Smith’s men are namby-pambies, hypocrites, egotists, manipulators or phonies. Of the three Belsey children, the oldest son is a flaccid convert to Christian piety, the younger son a silly would-be denizen of the ghetto ready to perpetrate any stupidity in order to please his brothers in the hood, and only the struggling daughter evinces a certain courage about appropriately asserting herself in the world. Since the perspective of the book is largely satiric, some of the minor female characters are also exposed to the light of ridicule; but in the end the only authentic bond between two characters is the one between the wives of Howard and Monty, each suffering in a different way from the small and large indignities of life with a self-absorbed and ultimately obtuse man.
The novel ends with a conjugal train-wreck that is utterly dismaying, though I suspect that it is meant to seem a moment of liberation for Howard’s wife. In the last scene, Howard appears rather like a villain in the concluding pages of a Dickens novel, rejected by his earth-mother wife, who has plenty of women’s solidarity to make up for his loss, reviled in a vulgar gesture by his three children, on the brink of being forced from his job, and about to lecture on Rembrandt’s Hendrickje Bathing, a subject he is incompetent to discuss because he does not grasp what beauty really means.
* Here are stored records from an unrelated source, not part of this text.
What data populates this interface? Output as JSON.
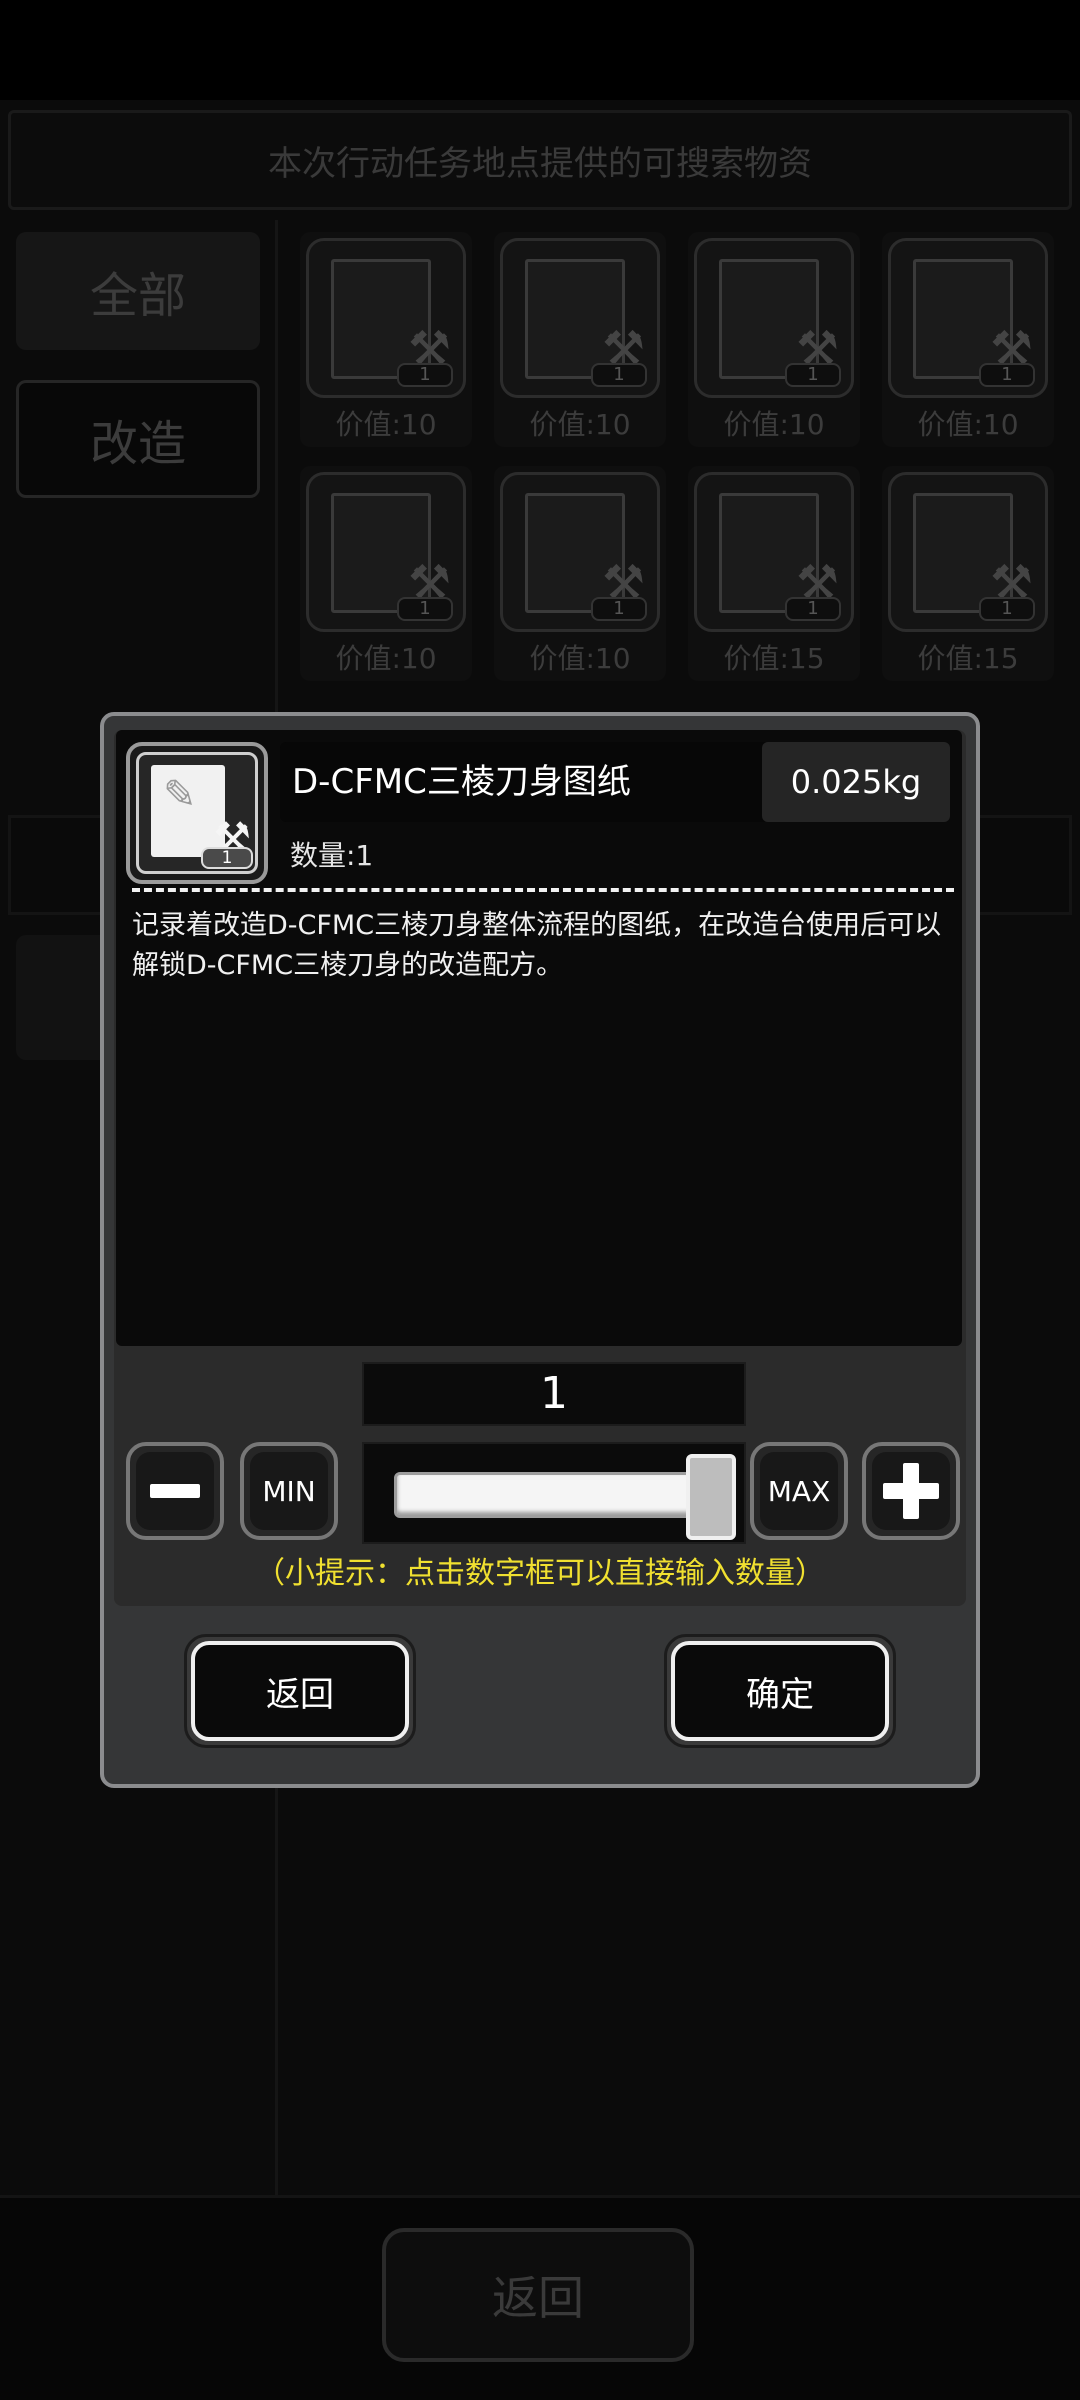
{
  "background": {
    "header_title": "本次行动任务地点提供的可搜索物资",
    "categories": [
      "全部",
      "改造"
    ],
    "items": [
      {
        "price": "价值:10",
        "qty": "1"
      },
      {
        "price": "价值:10",
        "qty": "1"
      },
      {
        "price": "价值:10",
        "qty": "1"
      },
      {
        "price": "价值:10",
        "qty": "1"
      },
      {
        "price": "价值:10",
        "qty": "1"
      },
      {
        "price": "价值:10",
        "qty": "1"
      },
      {
        "price": "价值:15",
        "qty": "1"
      },
      {
        "price": "价值:15",
        "qty": "1"
      }
    ],
    "back_label": "返回"
  },
  "dialog": {
    "item": {
      "name": "D-CFMC三棱刀身图纸",
      "weight": "0.025kg",
      "quantity_label": "数量:1",
      "icon_badge": "1",
      "icon": "blueprint-feather-icon"
    },
    "description": "记录着改造D-CFMC三棱刀身整体流程的图纸，在改造台使用后可以解锁D-CFMC三棱刀身的改造配方。",
    "selector": {
      "value": "1",
      "min_label": "MIN",
      "max_label": "MAX",
      "slider_fraction": 1.0
    },
    "hint": "（小提示：点击数字框可以直接输入数量）",
    "buttons": {
      "back": "返回",
      "confirm": "确定"
    }
  },
  "colors": {
    "hint": "#f0e030",
    "dialog_bg": "#353637",
    "dialog_border": "#8b8c8e"
  }
}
Finally, On Beauty is an odd mixture—alternately amusing, perceptive, even emotionally absorbing, with some of the narrative zest of White Teeth, and then too often schematic, insistent, or simply not quite credible. The American academic setting, which Smith knows but perhaps not well enough, and the emulation of Howards End, which is an interesting idea that does not altogether fit this fictional world, may have led her astray. As a novelist, she can marshal shrewd understanding, stylistic flair, vivid description and a lively sense of comedy. All this may yet enable her to produce great fiction, but On Beauty is far from that.
Smith’s decision to emulate Forster’s novel reminds us how much the ground of fiction has shifted since 1910. Everything in Howards End is predicated on fine gradations and distinctions between classes, and it is the writer’s intimate knowledge of the class system that enables the authoritative pronouncements of the narrator. When Margaret Schlegel meets Leonard Bast at a concert (a scene replayed by Smith), the first thing we are told about him is that “his class was near enough her own for its manners to vex her.” Much of what we learn about him later belongs to the same category of knowledge: “Leonard Bast stood at the extreme verge of gentility;” he was “one of the thousands who have lost the life of the body and failed to reach the life of the spirit”; and so forth. Contemporary society lacks this sort of clearly articulated class system. Character now is a function of something as crude as ideology or style, or as elusive as individual temperament. On Beauty certainly registers an awareness of this change, but a less authoritative, socially assured tone would better represent our world, nearly a century after Forster wrote his masterpiece.